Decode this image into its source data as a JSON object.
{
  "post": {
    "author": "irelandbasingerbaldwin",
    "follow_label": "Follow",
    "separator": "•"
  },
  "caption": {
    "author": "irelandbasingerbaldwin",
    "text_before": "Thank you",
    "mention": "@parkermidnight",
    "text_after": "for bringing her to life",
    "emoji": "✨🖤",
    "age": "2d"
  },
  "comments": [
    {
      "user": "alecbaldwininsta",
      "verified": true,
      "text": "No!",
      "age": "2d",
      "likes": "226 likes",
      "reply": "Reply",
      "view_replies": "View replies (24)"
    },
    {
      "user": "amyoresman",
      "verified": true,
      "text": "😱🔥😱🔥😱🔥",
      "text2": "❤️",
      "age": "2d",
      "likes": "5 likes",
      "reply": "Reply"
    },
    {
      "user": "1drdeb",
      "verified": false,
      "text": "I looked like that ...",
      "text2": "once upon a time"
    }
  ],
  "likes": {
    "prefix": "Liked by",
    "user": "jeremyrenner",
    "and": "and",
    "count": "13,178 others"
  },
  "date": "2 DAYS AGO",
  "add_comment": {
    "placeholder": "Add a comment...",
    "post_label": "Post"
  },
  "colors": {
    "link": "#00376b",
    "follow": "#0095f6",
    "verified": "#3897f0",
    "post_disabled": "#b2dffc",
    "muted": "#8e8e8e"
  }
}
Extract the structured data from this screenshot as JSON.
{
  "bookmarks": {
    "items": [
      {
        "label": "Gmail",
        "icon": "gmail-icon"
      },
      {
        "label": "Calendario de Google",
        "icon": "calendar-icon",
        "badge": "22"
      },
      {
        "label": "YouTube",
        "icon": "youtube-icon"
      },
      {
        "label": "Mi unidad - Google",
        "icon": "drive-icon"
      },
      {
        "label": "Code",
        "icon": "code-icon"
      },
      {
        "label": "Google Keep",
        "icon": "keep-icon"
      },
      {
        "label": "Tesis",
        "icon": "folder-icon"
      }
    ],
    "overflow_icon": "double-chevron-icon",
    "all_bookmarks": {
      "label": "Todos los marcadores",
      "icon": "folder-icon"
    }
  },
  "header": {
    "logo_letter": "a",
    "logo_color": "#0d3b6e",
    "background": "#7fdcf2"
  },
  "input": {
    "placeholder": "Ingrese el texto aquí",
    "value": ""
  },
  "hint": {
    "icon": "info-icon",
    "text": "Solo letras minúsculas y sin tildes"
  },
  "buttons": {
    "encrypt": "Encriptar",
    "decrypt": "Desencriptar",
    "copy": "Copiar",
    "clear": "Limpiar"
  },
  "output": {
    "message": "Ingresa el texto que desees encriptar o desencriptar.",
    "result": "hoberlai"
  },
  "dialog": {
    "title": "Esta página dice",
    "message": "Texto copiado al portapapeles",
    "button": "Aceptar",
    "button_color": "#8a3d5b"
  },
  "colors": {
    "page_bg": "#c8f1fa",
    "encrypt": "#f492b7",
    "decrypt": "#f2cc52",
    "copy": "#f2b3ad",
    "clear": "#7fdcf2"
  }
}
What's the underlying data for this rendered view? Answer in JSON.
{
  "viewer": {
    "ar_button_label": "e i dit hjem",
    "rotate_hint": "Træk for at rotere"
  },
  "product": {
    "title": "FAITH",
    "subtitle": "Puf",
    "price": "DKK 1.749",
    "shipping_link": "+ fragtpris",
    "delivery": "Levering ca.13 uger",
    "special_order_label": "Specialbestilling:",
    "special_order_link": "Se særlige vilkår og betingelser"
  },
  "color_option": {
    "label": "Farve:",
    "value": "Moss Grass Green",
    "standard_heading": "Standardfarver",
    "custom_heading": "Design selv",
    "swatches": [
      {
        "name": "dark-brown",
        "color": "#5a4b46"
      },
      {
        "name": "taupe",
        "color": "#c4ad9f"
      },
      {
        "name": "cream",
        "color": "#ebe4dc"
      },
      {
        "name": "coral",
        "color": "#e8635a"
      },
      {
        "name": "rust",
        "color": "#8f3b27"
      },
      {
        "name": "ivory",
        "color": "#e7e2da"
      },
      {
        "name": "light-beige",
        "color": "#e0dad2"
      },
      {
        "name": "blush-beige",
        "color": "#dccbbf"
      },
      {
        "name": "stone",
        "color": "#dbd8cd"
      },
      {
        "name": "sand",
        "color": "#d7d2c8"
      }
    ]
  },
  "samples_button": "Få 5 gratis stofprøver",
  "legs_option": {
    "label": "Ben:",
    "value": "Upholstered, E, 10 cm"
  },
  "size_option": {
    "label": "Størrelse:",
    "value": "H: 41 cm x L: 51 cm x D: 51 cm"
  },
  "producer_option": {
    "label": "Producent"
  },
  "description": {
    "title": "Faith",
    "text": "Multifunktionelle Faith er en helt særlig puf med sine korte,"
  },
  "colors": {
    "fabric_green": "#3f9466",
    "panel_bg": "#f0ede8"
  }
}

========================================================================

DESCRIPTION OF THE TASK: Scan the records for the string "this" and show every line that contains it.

ANSWER SECTION:
Decode this image into its source data as a JSON object.
Extract the structured data from this screenshot as JSON.
What's the underlying data for this rendered view? Answer in JSON.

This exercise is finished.